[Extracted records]

╭──

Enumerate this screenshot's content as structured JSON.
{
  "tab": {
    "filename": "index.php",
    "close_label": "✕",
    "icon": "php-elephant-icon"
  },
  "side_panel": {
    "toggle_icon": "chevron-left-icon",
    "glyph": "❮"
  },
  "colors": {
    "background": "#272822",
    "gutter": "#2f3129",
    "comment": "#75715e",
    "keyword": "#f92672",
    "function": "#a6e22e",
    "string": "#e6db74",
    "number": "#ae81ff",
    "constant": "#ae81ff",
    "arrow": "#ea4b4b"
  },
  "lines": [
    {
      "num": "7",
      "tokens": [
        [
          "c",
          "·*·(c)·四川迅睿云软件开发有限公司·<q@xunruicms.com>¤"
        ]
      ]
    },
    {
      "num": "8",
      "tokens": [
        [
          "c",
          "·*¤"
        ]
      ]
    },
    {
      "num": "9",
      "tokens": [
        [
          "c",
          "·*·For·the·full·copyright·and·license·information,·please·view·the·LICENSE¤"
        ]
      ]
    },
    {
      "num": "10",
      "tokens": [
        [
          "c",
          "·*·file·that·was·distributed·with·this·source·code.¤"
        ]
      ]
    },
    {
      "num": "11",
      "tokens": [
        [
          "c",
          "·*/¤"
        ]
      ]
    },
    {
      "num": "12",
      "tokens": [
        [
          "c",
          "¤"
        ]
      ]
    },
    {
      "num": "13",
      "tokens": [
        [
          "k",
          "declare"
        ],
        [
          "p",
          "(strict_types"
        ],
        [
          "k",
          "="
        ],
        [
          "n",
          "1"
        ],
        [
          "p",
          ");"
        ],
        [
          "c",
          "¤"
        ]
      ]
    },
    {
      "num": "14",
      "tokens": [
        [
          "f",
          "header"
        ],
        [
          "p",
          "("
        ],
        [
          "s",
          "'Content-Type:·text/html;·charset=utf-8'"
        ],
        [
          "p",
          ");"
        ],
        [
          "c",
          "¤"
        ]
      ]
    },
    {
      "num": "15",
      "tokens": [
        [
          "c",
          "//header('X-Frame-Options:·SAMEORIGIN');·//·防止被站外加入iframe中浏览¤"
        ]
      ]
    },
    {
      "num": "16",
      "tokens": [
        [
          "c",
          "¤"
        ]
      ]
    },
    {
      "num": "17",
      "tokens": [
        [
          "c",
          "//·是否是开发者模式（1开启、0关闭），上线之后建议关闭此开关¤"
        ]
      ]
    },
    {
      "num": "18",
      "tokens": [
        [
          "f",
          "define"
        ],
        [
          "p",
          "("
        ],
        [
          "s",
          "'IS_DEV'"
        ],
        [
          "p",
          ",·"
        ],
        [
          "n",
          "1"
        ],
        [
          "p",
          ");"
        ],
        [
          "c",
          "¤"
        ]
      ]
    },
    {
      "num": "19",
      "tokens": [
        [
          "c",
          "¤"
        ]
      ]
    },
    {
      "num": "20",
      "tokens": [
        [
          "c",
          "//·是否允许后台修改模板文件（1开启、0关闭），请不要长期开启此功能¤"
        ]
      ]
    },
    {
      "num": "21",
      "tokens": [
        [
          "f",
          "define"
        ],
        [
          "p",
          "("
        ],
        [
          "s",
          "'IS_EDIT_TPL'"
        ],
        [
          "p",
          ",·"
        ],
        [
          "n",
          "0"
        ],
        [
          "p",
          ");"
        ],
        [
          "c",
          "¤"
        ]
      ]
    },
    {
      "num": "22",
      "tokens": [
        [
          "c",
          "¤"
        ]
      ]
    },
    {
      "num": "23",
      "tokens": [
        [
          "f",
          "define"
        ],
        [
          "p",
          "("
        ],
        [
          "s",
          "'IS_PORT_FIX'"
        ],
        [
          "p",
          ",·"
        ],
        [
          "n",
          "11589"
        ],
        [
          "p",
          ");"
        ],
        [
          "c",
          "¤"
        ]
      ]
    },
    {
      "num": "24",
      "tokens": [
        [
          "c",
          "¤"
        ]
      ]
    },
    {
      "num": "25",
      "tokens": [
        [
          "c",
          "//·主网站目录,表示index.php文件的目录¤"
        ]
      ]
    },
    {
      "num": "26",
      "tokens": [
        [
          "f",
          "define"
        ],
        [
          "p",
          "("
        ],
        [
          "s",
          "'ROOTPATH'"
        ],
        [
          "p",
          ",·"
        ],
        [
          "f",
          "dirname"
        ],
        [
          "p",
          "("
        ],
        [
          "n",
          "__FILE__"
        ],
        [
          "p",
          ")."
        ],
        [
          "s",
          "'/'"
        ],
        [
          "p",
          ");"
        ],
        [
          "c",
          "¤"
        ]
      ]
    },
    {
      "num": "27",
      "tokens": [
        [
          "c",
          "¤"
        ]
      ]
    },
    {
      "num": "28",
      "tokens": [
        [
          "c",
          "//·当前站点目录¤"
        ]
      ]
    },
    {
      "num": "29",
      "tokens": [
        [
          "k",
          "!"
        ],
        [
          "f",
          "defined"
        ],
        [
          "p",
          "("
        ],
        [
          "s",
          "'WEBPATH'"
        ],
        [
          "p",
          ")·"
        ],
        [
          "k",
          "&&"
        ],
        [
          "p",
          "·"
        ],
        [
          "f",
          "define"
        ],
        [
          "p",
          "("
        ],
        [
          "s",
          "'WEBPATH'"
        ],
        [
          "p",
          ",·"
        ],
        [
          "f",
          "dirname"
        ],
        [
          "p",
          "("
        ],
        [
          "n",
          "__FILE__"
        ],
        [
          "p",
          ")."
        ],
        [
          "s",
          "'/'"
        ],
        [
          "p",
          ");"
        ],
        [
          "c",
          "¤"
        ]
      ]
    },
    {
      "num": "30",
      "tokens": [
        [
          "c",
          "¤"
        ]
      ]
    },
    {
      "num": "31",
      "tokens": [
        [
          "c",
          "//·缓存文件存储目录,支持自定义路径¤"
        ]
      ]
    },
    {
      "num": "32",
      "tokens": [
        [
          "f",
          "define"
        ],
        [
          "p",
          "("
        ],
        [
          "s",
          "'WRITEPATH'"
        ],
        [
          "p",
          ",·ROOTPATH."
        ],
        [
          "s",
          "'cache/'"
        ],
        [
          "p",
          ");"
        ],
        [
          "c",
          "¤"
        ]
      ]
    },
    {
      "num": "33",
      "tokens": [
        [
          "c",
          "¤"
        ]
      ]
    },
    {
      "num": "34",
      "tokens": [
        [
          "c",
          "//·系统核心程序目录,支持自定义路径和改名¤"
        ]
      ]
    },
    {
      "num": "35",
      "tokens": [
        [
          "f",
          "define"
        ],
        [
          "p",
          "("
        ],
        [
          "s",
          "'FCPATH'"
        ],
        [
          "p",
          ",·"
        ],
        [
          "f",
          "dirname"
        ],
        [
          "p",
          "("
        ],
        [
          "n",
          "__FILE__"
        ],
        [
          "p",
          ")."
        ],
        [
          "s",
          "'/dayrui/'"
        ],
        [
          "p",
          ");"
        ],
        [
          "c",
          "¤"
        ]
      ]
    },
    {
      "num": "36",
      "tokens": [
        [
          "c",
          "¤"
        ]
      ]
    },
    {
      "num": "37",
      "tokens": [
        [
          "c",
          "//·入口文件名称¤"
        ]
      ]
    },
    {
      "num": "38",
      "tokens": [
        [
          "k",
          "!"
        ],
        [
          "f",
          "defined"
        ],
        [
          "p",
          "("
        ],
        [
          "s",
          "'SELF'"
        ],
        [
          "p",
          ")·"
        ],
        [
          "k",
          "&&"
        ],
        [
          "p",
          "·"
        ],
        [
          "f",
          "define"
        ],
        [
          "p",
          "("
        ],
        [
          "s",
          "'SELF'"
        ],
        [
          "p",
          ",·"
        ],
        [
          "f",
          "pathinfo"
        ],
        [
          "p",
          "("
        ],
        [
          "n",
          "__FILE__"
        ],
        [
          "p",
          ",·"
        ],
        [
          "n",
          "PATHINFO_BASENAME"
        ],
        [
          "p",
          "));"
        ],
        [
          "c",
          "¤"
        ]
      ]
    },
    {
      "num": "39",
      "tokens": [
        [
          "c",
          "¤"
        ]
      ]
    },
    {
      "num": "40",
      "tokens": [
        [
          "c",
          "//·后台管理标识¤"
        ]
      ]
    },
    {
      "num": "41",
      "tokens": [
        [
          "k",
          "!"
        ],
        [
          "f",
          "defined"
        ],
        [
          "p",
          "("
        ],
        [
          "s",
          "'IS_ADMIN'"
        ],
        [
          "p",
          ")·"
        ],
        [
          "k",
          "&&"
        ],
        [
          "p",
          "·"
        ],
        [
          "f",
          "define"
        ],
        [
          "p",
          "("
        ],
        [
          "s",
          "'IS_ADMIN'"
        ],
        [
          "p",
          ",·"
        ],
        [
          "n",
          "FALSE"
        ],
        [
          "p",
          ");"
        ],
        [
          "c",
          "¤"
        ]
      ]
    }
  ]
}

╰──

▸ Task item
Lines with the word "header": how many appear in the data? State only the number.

▸ Answer to this problem
2